At my venerable age I ought to have lost any capacity for being astounded by politicians’ effrontery. And so I have, except that Dave Cameron manages to restore some of it with metronomic regularity.
This time he has launched a moral crusade against tax avoidance, using the comedian Jimmy Carr as his whipping boy. Now my understanding is that there exists a valid distinction between tax avoidance and tax evasion. The former is legal; the latter isn’t. And it’s legality rather than morality that politicians are supposed to uphold. For them to comment on the morality of legal tax shelters is akin to Dr Shipman enlarging on the fine points of care for the elderly.
Now in the moral gospel according to Dave, our money doesn’t belong to us. It belongs to the government, which decides how much of it we can keep for our families. At present, middle-class people are expected to keep less than half of what they earn in the sweat of their brow. The state confiscates the rest and wastes most of it on schemes ranging from unnecessary to ill-advised to idiotic to downright subversive.
It’s hardly surprising that most taxpayers don’t share this concept of morality. The more savvy among them explore, with the help of their accountants, every possible way of resisting state extortion as best they can. According to Dave, this is ‘quite frankly morally wrong’.
Dave is willing to admit under duress that ‘there is nothing wrong with people planning their tax affairs to invest in their pension and plan for their retirement – that sort of tax management is fine.’ That is, it’s fine now, when focus groups have told Dave that his original plan to tighten the pension loophole wouldn’t be well received. Alas, because those bloody wrinklies now tend to live longer, they are too numerous to ignore. Their vote can make or break even such an impeccably moral politician as Dave.
Other than that, rest assured that this self-described ‘heir to Blair’ feels about private pensions the same as his role model does. Blair’s first act was to launch a five-billion-pound assault on pension funds. Given half the chance, Dave will live up to Tony’s legacy, but not just yet. For the time being he has to count on his general economic policy, rather than specific raids, to reduce private pensions and other savings to dust.

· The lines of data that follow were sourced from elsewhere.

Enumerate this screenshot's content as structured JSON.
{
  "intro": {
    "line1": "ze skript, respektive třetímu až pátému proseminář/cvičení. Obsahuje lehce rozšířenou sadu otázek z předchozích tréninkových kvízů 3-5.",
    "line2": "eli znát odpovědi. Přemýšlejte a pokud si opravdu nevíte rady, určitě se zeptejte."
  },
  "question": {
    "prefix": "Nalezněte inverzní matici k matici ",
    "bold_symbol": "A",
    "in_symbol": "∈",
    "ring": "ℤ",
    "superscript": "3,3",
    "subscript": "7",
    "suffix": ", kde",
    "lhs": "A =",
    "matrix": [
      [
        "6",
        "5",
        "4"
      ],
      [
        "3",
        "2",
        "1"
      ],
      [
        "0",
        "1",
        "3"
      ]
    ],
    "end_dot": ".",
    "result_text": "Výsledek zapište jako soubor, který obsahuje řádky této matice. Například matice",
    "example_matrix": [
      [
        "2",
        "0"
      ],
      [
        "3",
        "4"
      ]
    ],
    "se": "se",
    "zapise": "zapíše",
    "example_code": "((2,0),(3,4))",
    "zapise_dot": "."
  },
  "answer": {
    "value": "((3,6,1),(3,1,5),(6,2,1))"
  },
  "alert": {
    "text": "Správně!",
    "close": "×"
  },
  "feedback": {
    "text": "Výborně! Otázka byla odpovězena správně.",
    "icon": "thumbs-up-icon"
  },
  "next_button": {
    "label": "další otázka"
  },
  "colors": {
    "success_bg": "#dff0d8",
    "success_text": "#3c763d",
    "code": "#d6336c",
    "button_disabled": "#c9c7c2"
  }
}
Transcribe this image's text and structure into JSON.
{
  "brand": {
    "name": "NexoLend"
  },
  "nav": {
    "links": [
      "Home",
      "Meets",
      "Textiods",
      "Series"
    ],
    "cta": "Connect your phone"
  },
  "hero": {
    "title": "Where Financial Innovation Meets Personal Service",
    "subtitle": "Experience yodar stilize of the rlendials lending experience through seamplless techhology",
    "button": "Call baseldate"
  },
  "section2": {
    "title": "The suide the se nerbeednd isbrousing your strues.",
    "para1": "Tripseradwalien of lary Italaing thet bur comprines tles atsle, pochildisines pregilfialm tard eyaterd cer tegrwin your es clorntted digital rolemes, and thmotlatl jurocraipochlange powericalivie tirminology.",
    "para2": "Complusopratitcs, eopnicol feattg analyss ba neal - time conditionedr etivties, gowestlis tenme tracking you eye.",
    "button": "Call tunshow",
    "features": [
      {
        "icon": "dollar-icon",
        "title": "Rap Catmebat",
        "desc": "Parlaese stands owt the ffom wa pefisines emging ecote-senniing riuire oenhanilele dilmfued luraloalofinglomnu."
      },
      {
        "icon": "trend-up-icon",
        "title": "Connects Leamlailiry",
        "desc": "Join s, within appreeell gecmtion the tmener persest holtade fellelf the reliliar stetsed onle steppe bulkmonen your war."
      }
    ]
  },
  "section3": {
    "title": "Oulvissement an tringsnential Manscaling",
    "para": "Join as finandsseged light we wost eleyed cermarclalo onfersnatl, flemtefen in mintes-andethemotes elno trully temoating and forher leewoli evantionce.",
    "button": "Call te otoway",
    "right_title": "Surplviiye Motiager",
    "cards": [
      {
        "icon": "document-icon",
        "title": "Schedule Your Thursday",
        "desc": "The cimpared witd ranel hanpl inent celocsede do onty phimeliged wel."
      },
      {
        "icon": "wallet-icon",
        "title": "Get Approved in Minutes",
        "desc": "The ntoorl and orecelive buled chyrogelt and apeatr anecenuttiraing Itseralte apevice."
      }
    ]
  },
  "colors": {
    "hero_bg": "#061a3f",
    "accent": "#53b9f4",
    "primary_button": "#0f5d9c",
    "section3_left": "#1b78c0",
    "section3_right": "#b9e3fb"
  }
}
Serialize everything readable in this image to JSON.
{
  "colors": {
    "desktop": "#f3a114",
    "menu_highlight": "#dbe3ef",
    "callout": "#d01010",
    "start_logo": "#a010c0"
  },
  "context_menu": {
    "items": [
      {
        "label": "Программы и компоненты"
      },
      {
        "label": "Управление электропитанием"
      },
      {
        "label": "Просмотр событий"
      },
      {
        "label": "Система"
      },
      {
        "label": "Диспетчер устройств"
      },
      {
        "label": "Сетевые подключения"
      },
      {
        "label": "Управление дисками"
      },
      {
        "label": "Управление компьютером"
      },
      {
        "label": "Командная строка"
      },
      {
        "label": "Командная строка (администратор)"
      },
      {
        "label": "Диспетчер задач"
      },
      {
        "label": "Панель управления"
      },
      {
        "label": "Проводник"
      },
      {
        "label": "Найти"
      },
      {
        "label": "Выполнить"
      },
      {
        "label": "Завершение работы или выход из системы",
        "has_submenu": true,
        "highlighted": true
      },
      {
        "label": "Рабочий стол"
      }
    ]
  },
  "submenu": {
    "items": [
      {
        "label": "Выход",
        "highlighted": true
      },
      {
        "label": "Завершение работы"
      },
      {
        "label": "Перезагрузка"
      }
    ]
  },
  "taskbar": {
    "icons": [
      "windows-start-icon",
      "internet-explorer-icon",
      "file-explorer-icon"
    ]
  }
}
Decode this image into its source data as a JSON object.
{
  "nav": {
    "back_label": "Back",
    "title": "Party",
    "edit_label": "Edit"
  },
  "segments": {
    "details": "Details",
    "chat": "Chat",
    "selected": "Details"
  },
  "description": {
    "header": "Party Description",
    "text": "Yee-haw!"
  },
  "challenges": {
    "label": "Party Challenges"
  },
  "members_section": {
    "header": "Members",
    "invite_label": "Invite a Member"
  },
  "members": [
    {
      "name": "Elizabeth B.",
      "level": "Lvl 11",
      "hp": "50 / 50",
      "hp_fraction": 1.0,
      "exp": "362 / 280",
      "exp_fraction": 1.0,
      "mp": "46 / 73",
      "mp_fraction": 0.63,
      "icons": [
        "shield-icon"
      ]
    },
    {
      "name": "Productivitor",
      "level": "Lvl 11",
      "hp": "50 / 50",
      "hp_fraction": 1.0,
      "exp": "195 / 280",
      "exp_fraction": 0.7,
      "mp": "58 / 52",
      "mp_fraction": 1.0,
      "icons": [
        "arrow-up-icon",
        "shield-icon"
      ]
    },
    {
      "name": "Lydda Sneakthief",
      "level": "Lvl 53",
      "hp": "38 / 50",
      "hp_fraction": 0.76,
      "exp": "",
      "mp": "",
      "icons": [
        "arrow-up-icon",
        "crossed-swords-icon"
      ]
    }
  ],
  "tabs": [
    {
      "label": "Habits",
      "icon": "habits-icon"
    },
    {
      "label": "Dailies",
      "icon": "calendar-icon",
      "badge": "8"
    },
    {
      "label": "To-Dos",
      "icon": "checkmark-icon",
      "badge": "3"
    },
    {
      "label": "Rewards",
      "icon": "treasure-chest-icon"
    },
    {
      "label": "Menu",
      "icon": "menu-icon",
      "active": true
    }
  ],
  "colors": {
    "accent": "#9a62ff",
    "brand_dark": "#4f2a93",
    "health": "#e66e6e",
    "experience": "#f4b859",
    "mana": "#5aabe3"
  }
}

I’m not going to comment on the specifics of the particular offshore shelter from which Jimmy Carr has benefited. Nor will I compare it to other shelters collectively described by Dave as ‘very dodgy tax avoiding schemes’. As far as I’m concerned, if they are legal they aren’t dodgy. And if they are illegal, they are the business of the CPO, not of our morally crusading Prime Minister.
He and other politicians correctly see every pound left in our pockets as a threat to their power. Economic independence isn’t the same as political liberty, but they largely overlap. Since our state isn’t so much a democracy as a spivocracy, taxation is for it more than just a means of sustaining its solvency. It’s a weapon for the spivocrats to increase their power in relation to private individuals. Regarded in that light, every man who’s clever enough to shield his income from Dave’s grubby hands is committing a moral act.
My hat’s off to Mr Carr, and more power to him. But there is a way for Dave to give his flaming moral sense a rest, at least on this issue. It’s called flat tax.
Charge everybody a flat rate of about 20 percent on any income above a £10,000 personal allowance, permit only legitimate business deductions, and no problem, moral or otherwise, with tax avoidance will ever arise. I can’t calculate the precise effect of such an arrangement on the Exchequer, but people who can, Nobel-winning economists among them, assure us that, at worst, the state will break even on the revenue thus derived. That means it’ll come out ahead, as the need for costly tax-collection efforts will be vastly reduced. Even more important, Dave won’t be tossing and turning at night, kept awake as he is now by affronts to his morality.
If the purpose of taxation were strictly economic this would work famously. But since extortionist taxes are there to send what Vince Cable calls ‘an important message’, that is who’s boss, and to whom our money really belongs, a flat rate will never happen. Never mind that progressive taxation violates the founding principle of Western justice, that of equality before the law. We’re not about legality here, are we? We’re about morality, as defined by Dave and his jolly friends.
The American writer HL Mencken once said that ‘the state remains, as it was in the beginning, the common enemy of all well-disposed, industrious and decent men.’ Dave must be a Mencken fan – he does his level best to prove him right.